Ancient Egyptian Fresco
Stone is not easily shaped – it is etched only with great difficulty, in fact – but given a chisel and an alphabet even stone can be made to remember. Stone is less impressionable than Silly Putty, but once stone has remembered, it is hard for stone to forget. The more durable the substance into which a memory is recorded, the longer the life of the memory. Stone will hold carved memories long after their impressions in Silly Putty have deflated. Clay is more plastic than stone, more easily shaped into memorials, but sacrifices durability for this greater malleability. Still, even the most fragile clay sculptures can hold memories for millennia. The Epic of Gilgamesh was preserved on clay tablets baked in Mesopotamia over four thousand years ago.
How do brains compare? A brain, on the whole, is fragile . . . not as fragile as an open basket filled with straw and eggs, but not as durable as four-thousand-year-old clay tablets either. A brain cannot hold memories for longer than the life span of an individual – one hundred years if you’re lucky – but brains that are chained together, transmitting memories between them, hold memories long after the most durable clay tablets have crumbled into oblivion.
A woodsman in a primeval forest told tales around campfires to his neighbors. His neighbors remembered the stories, recording them in their brains, and told them again to their children who recorded them in their brains, who told them again to their children who recorded them in their brains, who sent them from brain to brain like so many multiplying apples on the branches of a blossoming tree. Stories the Grimm brothers heard and recorded on parchment in old Bavaria eventually made their way, like apples transmitted historically, to the eyes and the brain of Walt Disney, who resuscitated the ancient memories, pressing their pictures into film and etching their tunes into vinyl, passing the ancient apples down on delicately coiling spirals I sounded with the needle on the record player I Iistened to when I was a child, recording them in my brain. A chain of brains and apples stretches from the forest through Disney to me. Thirty years after hearing them, I can still taste the sound of the apples.
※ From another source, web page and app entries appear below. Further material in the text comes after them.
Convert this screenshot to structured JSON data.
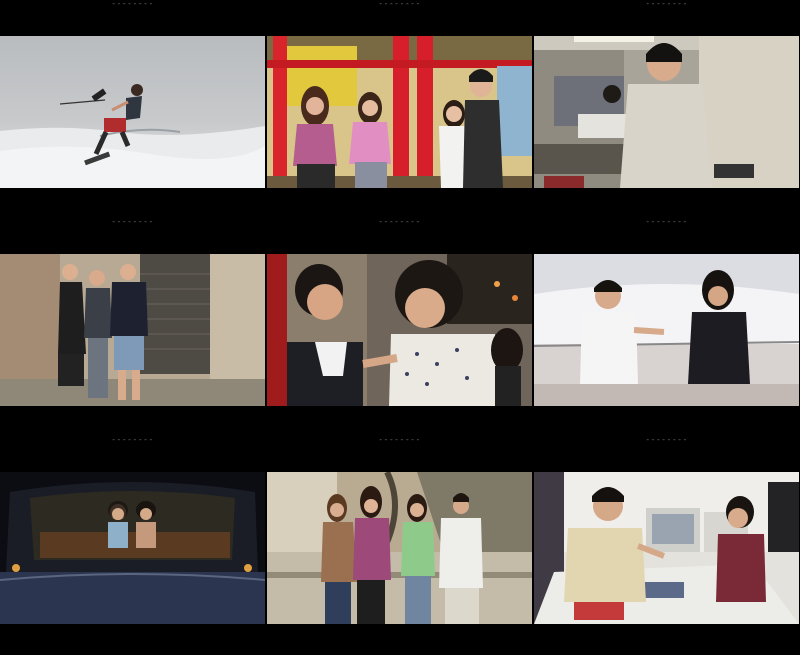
{
  "contact_sheet": {
    "frame_label": "--------",
    "frames": [
      {
        "scene": "wakeboarder-on-water"
      },
      {
        "scene": "friends-at-playground"
      },
      {
        "scene": "office-worker-back-view"
      },
      {
        "scene": "three-girls-at-shutter"
      },
      {
        "scene": "street-confrontation"
      },
      {
        "scene": "two-on-boat-deck"
      },
      {
        "scene": "girls-in-car-rear-window"
      },
      {
        "scene": "group-walking-outdoors"
      },
      {
        "scene": "office-desk-conversation"
      }
    ]
  }
}
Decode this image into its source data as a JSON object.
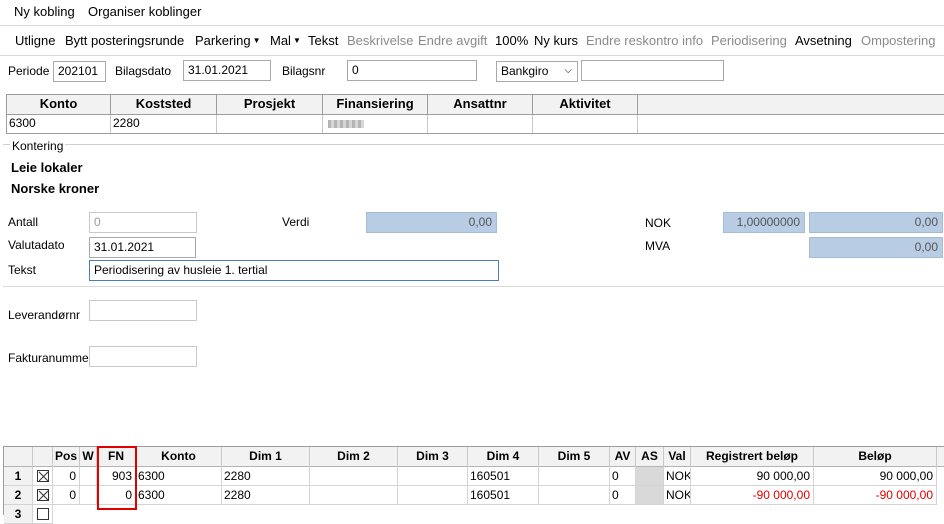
{
  "menu": {
    "new_link": "Ny kobling",
    "organize_links": "Organiser koblinger"
  },
  "toolbar": {
    "items": [
      "Utligne",
      "Bytt posteringsrunde",
      "Parkering",
      "Mal",
      "Tekst",
      "Beskrivelse",
      "Endre avgift",
      "100%",
      "Ny kurs",
      "Endre reskontro info",
      "Periodisering",
      "Avsetning",
      "Ompostering"
    ]
  },
  "header": {
    "periode_label": "Periode",
    "periode_value": "202101",
    "bilagsdato_label": "Bilagsdato",
    "bilagsdato_value": "31.01.2021",
    "bilagsnr_label": "Bilagsnr",
    "bilagsnr_value": "0",
    "type_value": "Bankgiro",
    "extra_value": ""
  },
  "dims": {
    "headers": [
      "Konto",
      "Koststed",
      "Prosjekt",
      "Finansiering",
      "Ansattnr",
      "Aktivitet"
    ],
    "values": [
      "6300",
      "2280",
      "",
      "",
      "",
      ""
    ]
  },
  "kontering": {
    "group_label": "Kontering",
    "account_name": "Leie lokaler",
    "currency_name": "Norske kroner",
    "antall_label": "Antall",
    "antall_value": "0",
    "verdi_label": "Verdi",
    "verdi_value": "0,00",
    "nok_label": "NOK",
    "nok_rate": "1,00000000",
    "nok_value": "0,00",
    "valutadato_label": "Valutadato",
    "valutadato_value": "31.01.2021",
    "mva_label": "MVA",
    "mva_value": "0,00",
    "tekst_label": "Tekst",
    "tekst_value": "Periodisering av husleie 1. tertial",
    "leverandor_label": "Leverandørnr",
    "faktura_label": "Fakturanummer"
  },
  "grid": {
    "headers": [
      "Pos",
      "W",
      "FN",
      "Konto",
      "Dim 1",
      "Dim 2",
      "Dim 3",
      "Dim 4",
      "Dim 5",
      "AV",
      "AS",
      "Val",
      "Registrert beløp",
      "Beløp"
    ],
    "rows": [
      {
        "num": "1",
        "pos": "0",
        "fn": "903",
        "konto": "6300",
        "dim1": "2280",
        "dim4": "160501",
        "av": "0",
        "val": "NOK",
        "reg": "90 000,00",
        "bel": "90 000,00",
        "neg": false
      },
      {
        "num": "2",
        "pos": "0",
        "fn": "0",
        "konto": "6300",
        "dim1": "2280",
        "dim4": "160501",
        "av": "0",
        "val": "NOK",
        "reg": "-90 000,00",
        "bel": "-90 000,00",
        "neg": true
      },
      {
        "num": "3"
      }
    ]
  },
  "colors": {
    "field_blue": "#b8cce4",
    "negative": "#e00000",
    "highlight": "#e00000"
  }
}
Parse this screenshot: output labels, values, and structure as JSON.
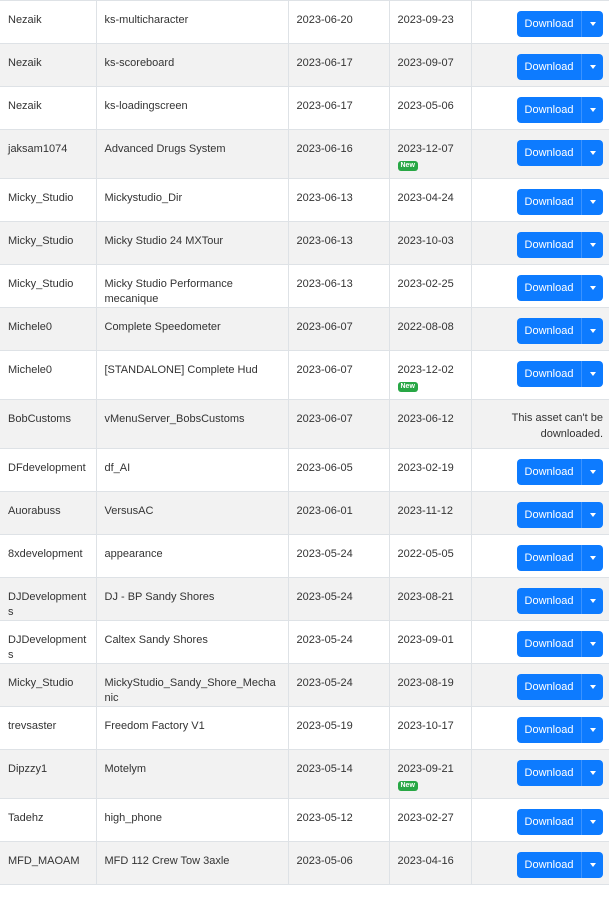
{
  "download_label": "Download",
  "new_label": "New",
  "no_download_text": "This asset can't be downloaded.",
  "rows": [
    {
      "author": "Nezaik",
      "name": "ks-multicharacter",
      "date1": "2023-06-20",
      "date2": "2023-09-23",
      "is_new": false,
      "downloadable": true
    },
    {
      "author": "Nezaik",
      "name": "ks-scoreboard",
      "date1": "2023-06-17",
      "date2": "2023-09-07",
      "is_new": false,
      "downloadable": true
    },
    {
      "author": "Nezaik",
      "name": "ks-loadingscreen",
      "date1": "2023-06-17",
      "date2": "2023-05-06",
      "is_new": false,
      "downloadable": true
    },
    {
      "author": "jaksam1074",
      "name": "Advanced Drugs System",
      "date1": "2023-06-16",
      "date2": "2023-12-07",
      "is_new": true,
      "downloadable": true
    },
    {
      "author": "Micky_Studio",
      "name": "Mickystudio_Dir",
      "date1": "2023-06-13",
      "date2": "2023-04-24",
      "is_new": false,
      "downloadable": true
    },
    {
      "author": "Micky_Studio",
      "name": "Micky Studio 24 MXTour",
      "date1": "2023-06-13",
      "date2": "2023-10-03",
      "is_new": false,
      "downloadable": true
    },
    {
      "author": "Micky_Studio",
      "name": "Micky Studio Performance mecanique",
      "date1": "2023-06-13",
      "date2": "2023-02-25",
      "is_new": false,
      "downloadable": true
    },
    {
      "author": "Michele0",
      "name": "Complete Speedometer",
      "date1": "2023-06-07",
      "date2": "2022-08-08",
      "is_new": false,
      "downloadable": true
    },
    {
      "author": "Michele0",
      "name": "[STANDALONE] Complete Hud",
      "date1": "2023-06-07",
      "date2": "2023-12-02",
      "is_new": true,
      "downloadable": true
    },
    {
      "author": "BobCustoms",
      "name": "vMenuServer_BobsCustoms",
      "date1": "2023-06-07",
      "date2": "2023-06-12",
      "is_new": false,
      "downloadable": false
    },
    {
      "author": "DFdevelopment",
      "name": "df_AI",
      "date1": "2023-06-05",
      "date2": "2023-02-19",
      "is_new": false,
      "downloadable": true
    },
    {
      "author": "Auorabuss",
      "name": "VersusAC",
      "date1": "2023-06-01",
      "date2": "2023-11-12",
      "is_new": false,
      "downloadable": true
    },
    {
      "author": "8xdevelopment",
      "name": "appearance",
      "date1": "2023-05-24",
      "date2": "2022-05-05",
      "is_new": false,
      "downloadable": true
    },
    {
      "author": "DJDevelopments",
      "name": "DJ - BP Sandy Shores",
      "date1": "2023-05-24",
      "date2": "2023-08-21",
      "is_new": false,
      "downloadable": true
    },
    {
      "author": "DJDevelopments",
      "name": "Caltex Sandy Shores",
      "date1": "2023-05-24",
      "date2": "2023-09-01",
      "is_new": false,
      "downloadable": true
    },
    {
      "author": "Micky_Studio",
      "name": "MickyStudio_Sandy_Shore_Mechanic",
      "date1": "2023-05-24",
      "date2": "2023-08-19",
      "is_new": false,
      "downloadable": true
    },
    {
      "author": "trevsaster",
      "name": "Freedom Factory V1",
      "date1": "2023-05-19",
      "date2": "2023-10-17",
      "is_new": false,
      "downloadable": true
    },
    {
      "author": "Dipzzy1",
      "name": "Motelym",
      "date1": "2023-05-14",
      "date2": "2023-09-21",
      "is_new": true,
      "downloadable": true
    },
    {
      "author": "Tadehz",
      "name": "high_phone",
      "date1": "2023-05-12",
      "date2": "2023-02-27",
      "is_new": false,
      "downloadable": true
    },
    {
      "author": "MFD_MAOAM",
      "name": "MFD 112 Crew Tow 3axle",
      "date1": "2023-05-06",
      "date2": "2023-04-16",
      "is_new": false,
      "downloadable": true
    }
  ]
}
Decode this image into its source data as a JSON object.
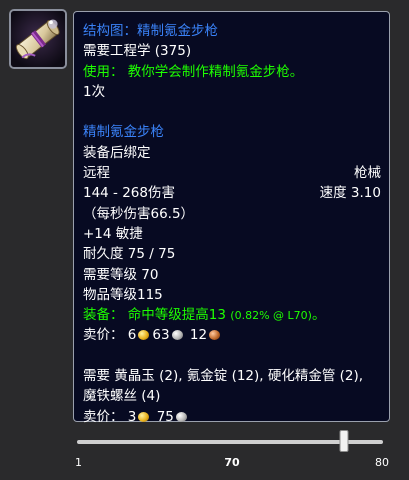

We think of the soul as gauzy, immaterial, an invisible human fluid impossible to bottle; in fact, the soul is very concrete. The soul is a vast tree-like network of brains dotting the surface of the earth, stretching across space and time, making connections with other remembering substances and transmitting memories along those branches. Memory is the life-blood of the soul, flowing from person to person. The soul is a grand remembering substance, a human grid humming with remembrance and electricity.
Just as when we delve into the ostensibly cloudlike internet, we discover a hidden network of machines, servers made of plastic and wires and semi-conducting materials transmitting information through thin air, when we delve into the structure of the ostensibly cloudlike soul, we discover a hidden network of machines, brains made of flesh and blood transmitting memories through thin air. Can this be? Is the soul nothing more than remembrance? If an asteroid collided with Earth, annihilating the human species, its impact so explosively violent that no libraries or pyramids remained, the resulting temperature so scorching that no genetic material survived – what is DNA, after all, but a memory? – wouldn’t the very soul of humanity have also been erased? Without a remembering substance to anchor it – clay, stone, paper, marble, brain, chip, drive, vinyl, tape, DNA, fossils, skeletons, film, crayon, etc. – wouldn’t memories float freely into oblivion?
Because there is no immortal substance, for a memory to be immortal it must bounce from remembering substance to remembering substance: from one brain to another brain, for example, or from a brain to a book to a brain. The soul is only as eternal as the memories it remembers – books and brains rot, even stone is impermanent – so the soul knits together impermanence and, handing memories down before they are forgotten, approaches something like eternity, always one step ahead of the clock. The soul is a permanent tree sustained by impermanent fruit.
Little did the ancient Egyptians realize that when they were trying to preserve their departed with bandages and sarcophagi to protect them as they navigated through the mazes of the afterlife, what they ended up actually preserving were the memories of the ancient Egyptians, bottling the breeze of the ages as it whistled through their branches, chiseling it in stone and recording it on frescoes, keeping the memories alive by plugging them into some substance. You can’t keep the clock from ticking, but sometimes you can slow it down a little.